Set up a Continuous Deployment System
Continuous deployment is an extension of continuous delivery. There is an automatic deployment of each build that passes a full test cycle successfully. Enterprises can thus deliver new features and updates faster, while actively making changes to the product.
DevOps lends you a high-level granular control over the functionality of service by automating feature release at a specified time or assuring that certain builds can be accessed by selected users only. Remember when the delivery pipeline is designed properly, the deployment system automatically decides what and when to release it to production. Developers, however, need to assure the code written is well-designed and QA creates up-to-date test suites.
The continuous deployment should be supported by constant monitoring and feedback. As DevOps engineers get feedback at an early stage, they can recognize what features are the most useful to end-users, thus saving on efforts and time.
Areas of focus and monitoring:
- Development Cycles: You can find out how your automated deployment pipeline currently performs by monitoring frequent code changes, ways in which different objective features are incorporated, and how many bugs are detected and fixed.
- Vulnerabilities: You need to tackle vulnerabilities automatically, as code moves into production. Regardless of the type of vulnerabilities, there should be a mechanism in place to recognize and minimize them.
- Deployments: You should have a tool that signals an alert to the assigned team the time an automated deployment fails. Most of the CI servers have in-built notification features to warn assigned personnel when such failure happens during build or deployment.
- Application Performance: You should recognize key issues like performance and regression of applications, keep an eye on application activities, and make proactive decisions. Application performance monitoring (APM) tools lend you insights into application usage as well as performance.
- Server Health: You need to monitor the health of the server. Doing so is crucial for every kind of infrastructure management. Understand that performance and service-level agreements (SLAs) of the system depend on server health.

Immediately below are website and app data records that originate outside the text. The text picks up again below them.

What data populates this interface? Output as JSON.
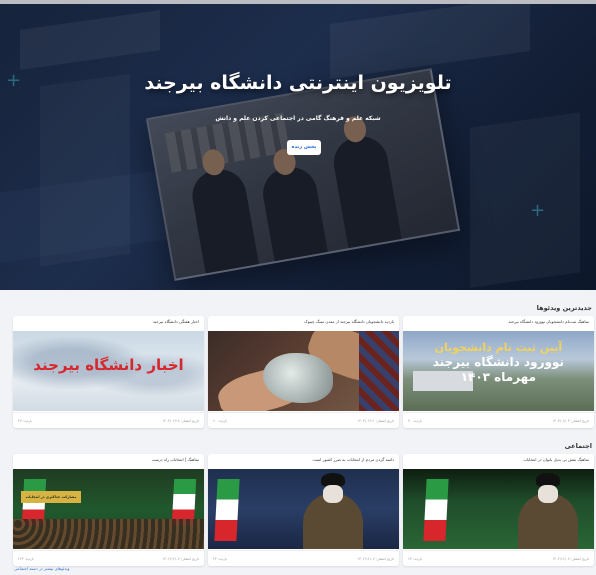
{
  "hero": {
    "title": "تلویزیون اینترنتی دانشگاه بیرجند",
    "subtitle": "شبکه علم و فرهنگ گامی در اجتماعی کردن علم و دانش",
    "live_button": "پخش زنده"
  },
  "sections": [
    {
      "title": "جدیدترین ویدئوها",
      "cards": [
        {
          "title": "نماهنگ ثبت‌نام دانشجویان نوورود دانشگاه بیرجند",
          "thumb_text": [
            "آیین ثبت نام دانشجویان",
            "نوورود دانشگاه بیرجند",
            "مهرماه ۱۴۰۳"
          ],
          "date": "تاریخ انتشار: ۱۴۰۳/۰۷/۰۳",
          "views": "بازدید: ۳۰"
        },
        {
          "title": "بازدید دانشجویان دانشگاه بیرجند از معدن سنگ چینوک",
          "thumb_text": [],
          "date": "تاریخ انتشار: ۱۴۰۳/۰۲/۱۱",
          "views": "بازدید: ۲۰"
        },
        {
          "title": "اخبار هفتگی دانشگاه بیرجند",
          "thumb_text": [
            "اخبار دانشگاه بیرجند"
          ],
          "date": "تاریخ انتشار: ۱۴۰۳/۰۲/۱۸",
          "views": "بازدید: ۴۷"
        }
      ]
    },
    {
      "title": "اجتماعی",
      "cards": [
        {
          "title": "نماهنگ نقش بی بدیل بانوان در انتخابات",
          "date": "تاریخ انتشار: ۱۴۰۲/۱۲/۰۷",
          "views": "بازدید: ۶۷"
        },
        {
          "title": "دامنه گردن مردم از انتخابات به ضرر کشور است.",
          "date": "تاریخ انتشار: ۱۴۰۲/۱۲/۰۷",
          "views": "بازدید: ۲۳"
        },
        {
          "title": "نماهنگ | انتخابات راه درست",
          "banner": "مشارکت حداکثری در انتخابات",
          "date": "تاریخ انتشار: ۱۴۰۲/۱۲/۰۷",
          "views": "بازدید: ۲۲۴"
        }
      ]
    }
  ],
  "footer": {
    "link_text": "ویدئوهای بیشتر در دسته اجتماعی"
  },
  "colors": {
    "accent": "#2a6fd6",
    "news_red": "#d7262c",
    "page_bg": "#f1f3f6"
  },
  "icons": [
    "play-icon"
  ]
}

In addition, you need to address regulatory compliance, check for user activity and infrastructure monitoring, and analyze application logs too.
A true DevOps implementation aims to have an integrated toolchain in place to assess and select tools, with each tool loosely coupled to the adjacent one in the application lifecycle. Linking all the automation touchpoints and information flows accelerate the movement of production releases through the toolchain, all the way minimizing defects, errors, outages, and rework. Tools used at each stage thus align and provide an outlook on where automation, tool hand-offs, and integration should be accomplished between and within different stages.

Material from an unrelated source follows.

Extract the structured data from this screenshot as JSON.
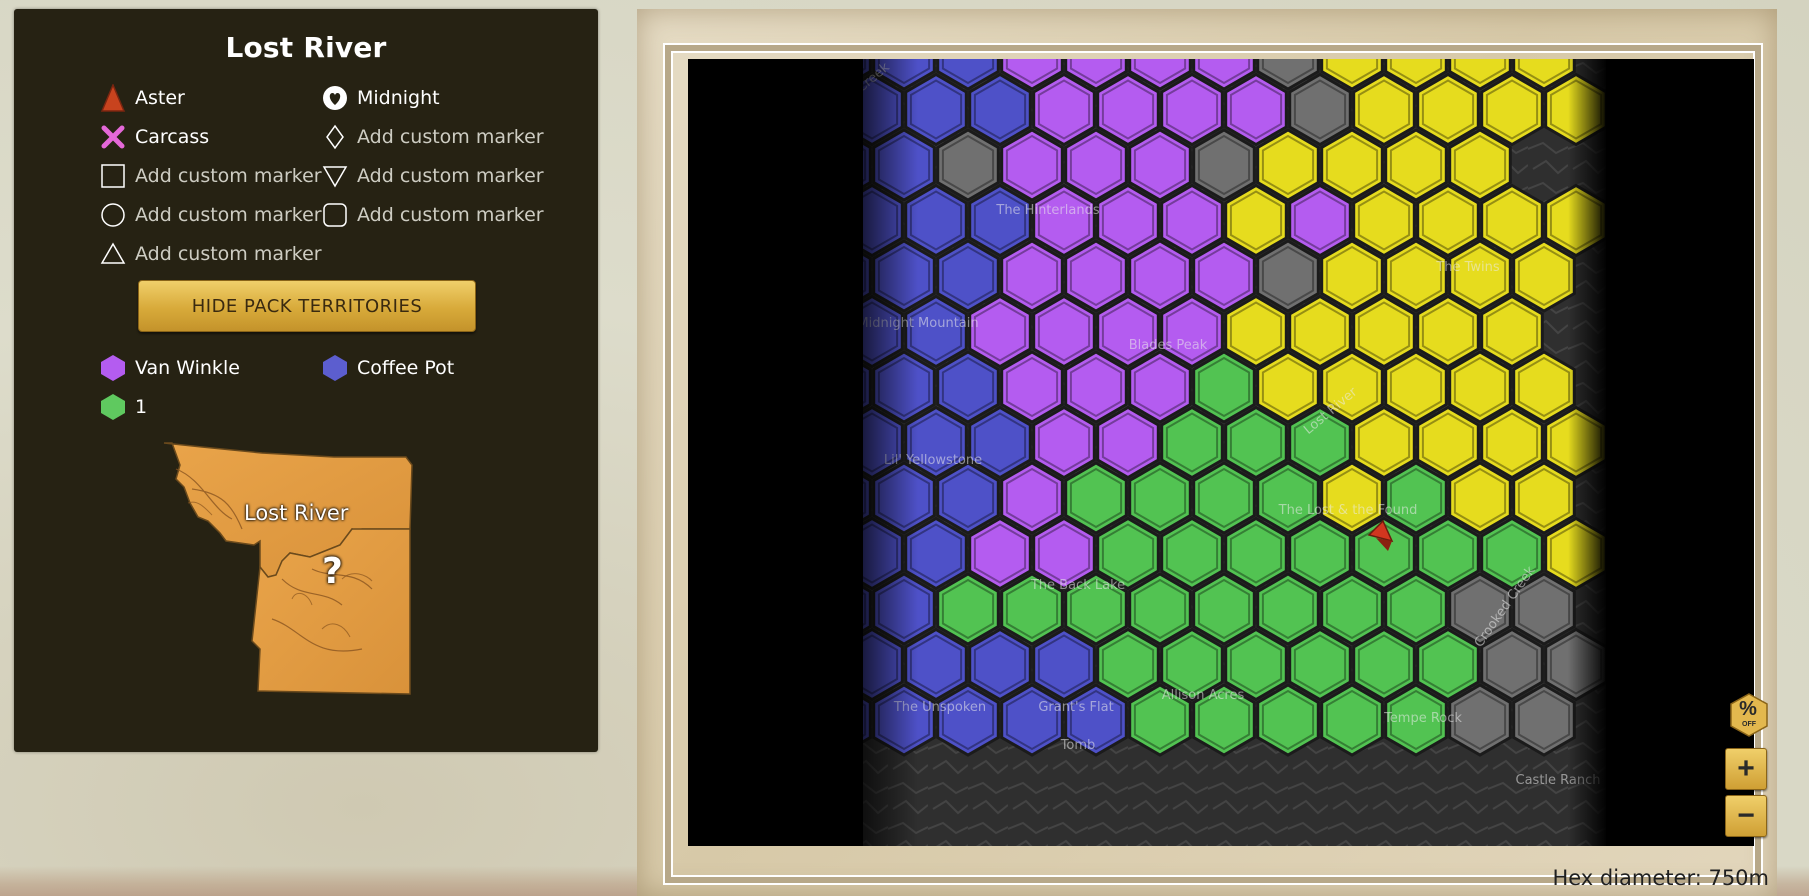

It is quite challenging to transition from traditional software methodologies to DevOps, as it involves a big change across the business enterprise. Remember cultural shift is the foundation of DevOps. Assign the right people for the right processes, while you equip them with the most suitable tools. Implementing DevOps can certainly be rewarding for your organization, as you follow the above best practices in creating a delivery pipeline with continuous integration, continuous testing, continuous delivery, and continuous deployment.
Have you implemented a DevOps solution yet? If not, this is the right time to consider DevOps consulting services to fast-track your development cycles.
*MTTR – Mean Time to Recovery